§ **REQUIREMENT**:
For every line in the data below, check for the word "date", then state how many lines have it. Answer with the number only.

§ **PROVIDED ENTRIES**:
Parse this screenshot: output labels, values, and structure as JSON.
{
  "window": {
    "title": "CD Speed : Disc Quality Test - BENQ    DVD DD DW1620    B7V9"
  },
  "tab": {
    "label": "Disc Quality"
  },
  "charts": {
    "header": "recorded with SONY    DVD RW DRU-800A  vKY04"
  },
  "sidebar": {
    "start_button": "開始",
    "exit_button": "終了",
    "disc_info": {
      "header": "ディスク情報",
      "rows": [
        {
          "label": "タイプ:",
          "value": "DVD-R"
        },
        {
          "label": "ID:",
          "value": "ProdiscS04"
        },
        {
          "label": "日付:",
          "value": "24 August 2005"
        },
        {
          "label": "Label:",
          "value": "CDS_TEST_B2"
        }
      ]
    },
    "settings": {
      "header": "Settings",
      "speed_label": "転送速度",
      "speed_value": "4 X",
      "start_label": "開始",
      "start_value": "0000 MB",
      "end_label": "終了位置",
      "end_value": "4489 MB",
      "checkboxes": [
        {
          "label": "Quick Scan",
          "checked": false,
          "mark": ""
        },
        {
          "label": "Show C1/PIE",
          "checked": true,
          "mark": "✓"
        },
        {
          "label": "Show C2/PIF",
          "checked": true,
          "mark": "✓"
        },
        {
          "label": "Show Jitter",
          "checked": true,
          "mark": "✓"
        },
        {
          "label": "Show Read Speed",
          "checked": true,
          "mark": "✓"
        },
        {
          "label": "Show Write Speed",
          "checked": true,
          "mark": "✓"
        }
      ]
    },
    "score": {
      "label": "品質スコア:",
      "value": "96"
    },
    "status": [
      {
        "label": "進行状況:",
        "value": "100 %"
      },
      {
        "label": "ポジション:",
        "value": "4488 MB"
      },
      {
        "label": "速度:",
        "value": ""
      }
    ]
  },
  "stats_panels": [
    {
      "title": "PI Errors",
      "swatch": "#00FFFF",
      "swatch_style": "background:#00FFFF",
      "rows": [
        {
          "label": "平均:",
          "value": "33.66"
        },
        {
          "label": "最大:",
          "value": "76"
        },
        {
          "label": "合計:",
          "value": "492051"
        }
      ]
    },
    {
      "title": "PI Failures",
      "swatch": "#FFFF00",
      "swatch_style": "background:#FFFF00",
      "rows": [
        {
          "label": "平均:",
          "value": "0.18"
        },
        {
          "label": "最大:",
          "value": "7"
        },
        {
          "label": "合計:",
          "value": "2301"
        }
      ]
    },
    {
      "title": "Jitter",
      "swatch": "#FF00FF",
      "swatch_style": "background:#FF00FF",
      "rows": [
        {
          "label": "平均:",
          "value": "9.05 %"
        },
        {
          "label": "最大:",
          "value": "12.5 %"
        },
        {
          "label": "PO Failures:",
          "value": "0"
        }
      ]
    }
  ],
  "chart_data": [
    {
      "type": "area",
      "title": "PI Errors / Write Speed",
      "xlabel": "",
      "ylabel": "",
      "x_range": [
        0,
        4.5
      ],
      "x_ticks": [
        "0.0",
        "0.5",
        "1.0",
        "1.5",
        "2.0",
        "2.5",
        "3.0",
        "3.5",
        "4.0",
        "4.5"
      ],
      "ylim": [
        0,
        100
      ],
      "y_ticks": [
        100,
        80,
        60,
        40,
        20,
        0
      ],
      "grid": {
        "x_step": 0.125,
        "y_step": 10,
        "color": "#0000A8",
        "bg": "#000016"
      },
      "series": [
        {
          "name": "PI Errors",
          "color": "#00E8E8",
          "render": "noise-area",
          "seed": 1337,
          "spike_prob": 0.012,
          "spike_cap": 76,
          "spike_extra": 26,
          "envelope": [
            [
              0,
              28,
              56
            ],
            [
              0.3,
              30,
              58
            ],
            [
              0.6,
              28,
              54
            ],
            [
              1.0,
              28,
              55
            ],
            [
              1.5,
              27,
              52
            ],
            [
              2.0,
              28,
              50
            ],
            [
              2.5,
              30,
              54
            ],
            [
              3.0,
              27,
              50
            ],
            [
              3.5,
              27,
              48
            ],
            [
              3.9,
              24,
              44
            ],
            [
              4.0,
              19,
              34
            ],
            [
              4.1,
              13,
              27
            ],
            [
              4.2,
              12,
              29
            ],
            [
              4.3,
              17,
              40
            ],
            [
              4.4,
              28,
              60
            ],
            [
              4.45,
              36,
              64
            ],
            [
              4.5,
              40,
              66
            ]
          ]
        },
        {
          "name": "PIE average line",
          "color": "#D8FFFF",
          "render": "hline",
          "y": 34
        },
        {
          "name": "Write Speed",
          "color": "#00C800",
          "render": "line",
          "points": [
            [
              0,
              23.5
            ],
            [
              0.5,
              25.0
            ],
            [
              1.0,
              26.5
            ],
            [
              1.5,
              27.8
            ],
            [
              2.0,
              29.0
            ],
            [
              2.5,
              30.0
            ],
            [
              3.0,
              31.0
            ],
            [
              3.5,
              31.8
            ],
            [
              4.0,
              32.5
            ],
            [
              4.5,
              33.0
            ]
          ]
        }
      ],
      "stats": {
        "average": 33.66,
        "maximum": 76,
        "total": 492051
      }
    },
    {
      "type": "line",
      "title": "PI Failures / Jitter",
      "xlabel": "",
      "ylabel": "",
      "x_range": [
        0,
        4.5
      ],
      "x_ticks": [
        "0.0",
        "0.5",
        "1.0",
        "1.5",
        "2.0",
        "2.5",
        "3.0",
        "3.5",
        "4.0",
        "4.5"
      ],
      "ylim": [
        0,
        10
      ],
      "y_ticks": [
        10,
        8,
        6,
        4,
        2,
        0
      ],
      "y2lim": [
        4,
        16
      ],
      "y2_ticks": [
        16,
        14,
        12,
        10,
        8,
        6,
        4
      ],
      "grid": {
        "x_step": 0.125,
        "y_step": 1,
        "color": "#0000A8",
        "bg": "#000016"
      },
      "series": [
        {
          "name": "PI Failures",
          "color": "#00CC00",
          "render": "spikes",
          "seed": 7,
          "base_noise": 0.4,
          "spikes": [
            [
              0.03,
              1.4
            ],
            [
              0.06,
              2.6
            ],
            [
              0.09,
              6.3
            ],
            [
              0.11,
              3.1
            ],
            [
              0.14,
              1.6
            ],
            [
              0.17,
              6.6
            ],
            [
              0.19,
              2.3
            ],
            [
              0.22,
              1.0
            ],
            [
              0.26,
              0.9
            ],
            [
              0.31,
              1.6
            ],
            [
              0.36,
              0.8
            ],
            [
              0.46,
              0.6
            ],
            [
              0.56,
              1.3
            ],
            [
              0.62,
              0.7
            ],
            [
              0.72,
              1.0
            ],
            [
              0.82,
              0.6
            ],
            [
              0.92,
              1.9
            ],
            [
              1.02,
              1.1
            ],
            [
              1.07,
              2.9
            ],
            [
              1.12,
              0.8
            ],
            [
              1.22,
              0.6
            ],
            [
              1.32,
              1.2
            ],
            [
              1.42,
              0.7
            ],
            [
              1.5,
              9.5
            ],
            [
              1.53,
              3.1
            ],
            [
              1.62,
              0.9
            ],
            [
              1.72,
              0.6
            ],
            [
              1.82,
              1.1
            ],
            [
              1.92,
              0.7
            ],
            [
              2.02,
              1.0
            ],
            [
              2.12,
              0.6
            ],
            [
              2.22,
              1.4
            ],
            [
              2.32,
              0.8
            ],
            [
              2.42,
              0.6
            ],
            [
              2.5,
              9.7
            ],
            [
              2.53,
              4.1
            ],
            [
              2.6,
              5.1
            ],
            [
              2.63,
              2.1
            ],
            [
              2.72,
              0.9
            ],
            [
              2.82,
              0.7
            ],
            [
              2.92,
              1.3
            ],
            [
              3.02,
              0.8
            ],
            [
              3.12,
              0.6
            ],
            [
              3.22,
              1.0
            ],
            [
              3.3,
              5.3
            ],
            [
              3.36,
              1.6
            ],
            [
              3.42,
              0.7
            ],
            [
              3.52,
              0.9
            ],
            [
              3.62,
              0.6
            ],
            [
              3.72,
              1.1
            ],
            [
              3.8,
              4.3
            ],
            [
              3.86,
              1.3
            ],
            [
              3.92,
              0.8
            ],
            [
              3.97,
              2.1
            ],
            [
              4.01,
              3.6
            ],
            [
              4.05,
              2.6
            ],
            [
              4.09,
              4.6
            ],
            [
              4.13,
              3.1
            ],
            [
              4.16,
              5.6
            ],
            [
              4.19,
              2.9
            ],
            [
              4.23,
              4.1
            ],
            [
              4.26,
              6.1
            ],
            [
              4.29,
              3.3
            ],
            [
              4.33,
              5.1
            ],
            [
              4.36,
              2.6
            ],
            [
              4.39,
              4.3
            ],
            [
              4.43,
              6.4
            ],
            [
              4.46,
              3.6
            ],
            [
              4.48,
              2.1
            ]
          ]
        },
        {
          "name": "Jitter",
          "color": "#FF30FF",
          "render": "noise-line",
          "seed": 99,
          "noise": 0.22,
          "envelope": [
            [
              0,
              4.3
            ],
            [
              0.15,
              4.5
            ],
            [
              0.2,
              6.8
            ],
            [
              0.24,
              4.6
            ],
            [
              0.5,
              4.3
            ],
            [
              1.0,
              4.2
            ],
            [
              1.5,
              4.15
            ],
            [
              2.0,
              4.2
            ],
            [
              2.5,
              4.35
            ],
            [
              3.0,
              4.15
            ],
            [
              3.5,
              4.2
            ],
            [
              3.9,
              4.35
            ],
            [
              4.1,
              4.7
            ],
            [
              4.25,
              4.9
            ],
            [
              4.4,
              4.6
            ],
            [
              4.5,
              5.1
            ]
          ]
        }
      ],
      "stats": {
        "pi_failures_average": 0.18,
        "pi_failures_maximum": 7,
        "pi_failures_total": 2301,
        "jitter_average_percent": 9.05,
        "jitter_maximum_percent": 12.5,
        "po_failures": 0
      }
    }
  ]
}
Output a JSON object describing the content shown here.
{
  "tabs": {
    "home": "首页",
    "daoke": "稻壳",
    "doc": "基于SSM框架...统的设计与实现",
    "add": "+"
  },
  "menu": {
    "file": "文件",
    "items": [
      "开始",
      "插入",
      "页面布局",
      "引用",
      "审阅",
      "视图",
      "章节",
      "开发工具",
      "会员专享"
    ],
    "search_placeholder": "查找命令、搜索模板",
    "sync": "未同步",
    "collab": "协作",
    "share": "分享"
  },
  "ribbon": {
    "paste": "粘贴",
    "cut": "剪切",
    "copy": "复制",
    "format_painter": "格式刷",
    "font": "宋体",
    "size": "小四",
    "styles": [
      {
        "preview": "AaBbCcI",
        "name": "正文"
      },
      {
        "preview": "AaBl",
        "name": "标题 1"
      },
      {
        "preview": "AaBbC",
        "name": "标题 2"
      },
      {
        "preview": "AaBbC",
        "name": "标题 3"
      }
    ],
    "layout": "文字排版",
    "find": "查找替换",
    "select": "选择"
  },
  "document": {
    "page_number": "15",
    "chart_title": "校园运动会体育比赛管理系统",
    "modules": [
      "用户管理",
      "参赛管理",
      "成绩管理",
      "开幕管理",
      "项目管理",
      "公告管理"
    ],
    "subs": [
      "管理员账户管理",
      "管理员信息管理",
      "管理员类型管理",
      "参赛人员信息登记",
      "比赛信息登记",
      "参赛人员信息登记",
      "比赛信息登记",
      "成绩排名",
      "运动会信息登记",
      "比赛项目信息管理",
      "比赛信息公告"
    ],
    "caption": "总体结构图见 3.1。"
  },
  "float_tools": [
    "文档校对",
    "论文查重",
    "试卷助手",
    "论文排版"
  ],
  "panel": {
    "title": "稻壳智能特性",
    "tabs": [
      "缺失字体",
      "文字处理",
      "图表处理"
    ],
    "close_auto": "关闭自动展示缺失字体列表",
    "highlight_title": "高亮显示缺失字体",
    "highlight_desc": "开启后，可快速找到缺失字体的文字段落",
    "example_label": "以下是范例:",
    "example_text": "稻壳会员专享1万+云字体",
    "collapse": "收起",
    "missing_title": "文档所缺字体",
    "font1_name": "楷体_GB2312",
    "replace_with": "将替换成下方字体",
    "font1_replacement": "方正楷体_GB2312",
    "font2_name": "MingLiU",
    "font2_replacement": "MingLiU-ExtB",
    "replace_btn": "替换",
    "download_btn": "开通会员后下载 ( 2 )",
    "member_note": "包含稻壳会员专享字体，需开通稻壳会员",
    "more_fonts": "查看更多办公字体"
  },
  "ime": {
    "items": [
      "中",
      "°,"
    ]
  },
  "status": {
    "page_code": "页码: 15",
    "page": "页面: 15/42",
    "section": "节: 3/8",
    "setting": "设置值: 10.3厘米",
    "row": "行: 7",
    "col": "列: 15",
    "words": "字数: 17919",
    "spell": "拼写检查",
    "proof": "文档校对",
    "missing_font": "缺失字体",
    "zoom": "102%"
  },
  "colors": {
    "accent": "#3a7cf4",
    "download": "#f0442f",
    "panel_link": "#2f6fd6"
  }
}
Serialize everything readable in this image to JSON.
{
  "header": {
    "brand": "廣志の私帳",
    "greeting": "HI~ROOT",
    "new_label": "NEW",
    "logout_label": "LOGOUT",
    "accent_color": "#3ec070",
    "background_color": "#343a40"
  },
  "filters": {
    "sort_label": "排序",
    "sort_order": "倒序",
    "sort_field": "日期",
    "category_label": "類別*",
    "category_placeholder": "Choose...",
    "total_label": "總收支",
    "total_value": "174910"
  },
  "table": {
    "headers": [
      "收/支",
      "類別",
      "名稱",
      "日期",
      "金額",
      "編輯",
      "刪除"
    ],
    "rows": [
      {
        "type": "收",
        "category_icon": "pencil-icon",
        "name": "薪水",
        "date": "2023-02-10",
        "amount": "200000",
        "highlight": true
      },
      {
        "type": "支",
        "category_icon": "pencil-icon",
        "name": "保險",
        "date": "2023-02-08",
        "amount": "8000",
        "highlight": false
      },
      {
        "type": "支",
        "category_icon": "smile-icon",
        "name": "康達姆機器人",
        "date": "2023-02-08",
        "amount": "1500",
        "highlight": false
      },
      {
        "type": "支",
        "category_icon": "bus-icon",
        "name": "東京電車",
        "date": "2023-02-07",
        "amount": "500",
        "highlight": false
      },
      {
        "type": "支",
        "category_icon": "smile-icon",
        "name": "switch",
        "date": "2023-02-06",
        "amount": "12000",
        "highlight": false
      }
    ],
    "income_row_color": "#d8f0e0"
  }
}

§ **RESULT OF THE TASK**:
5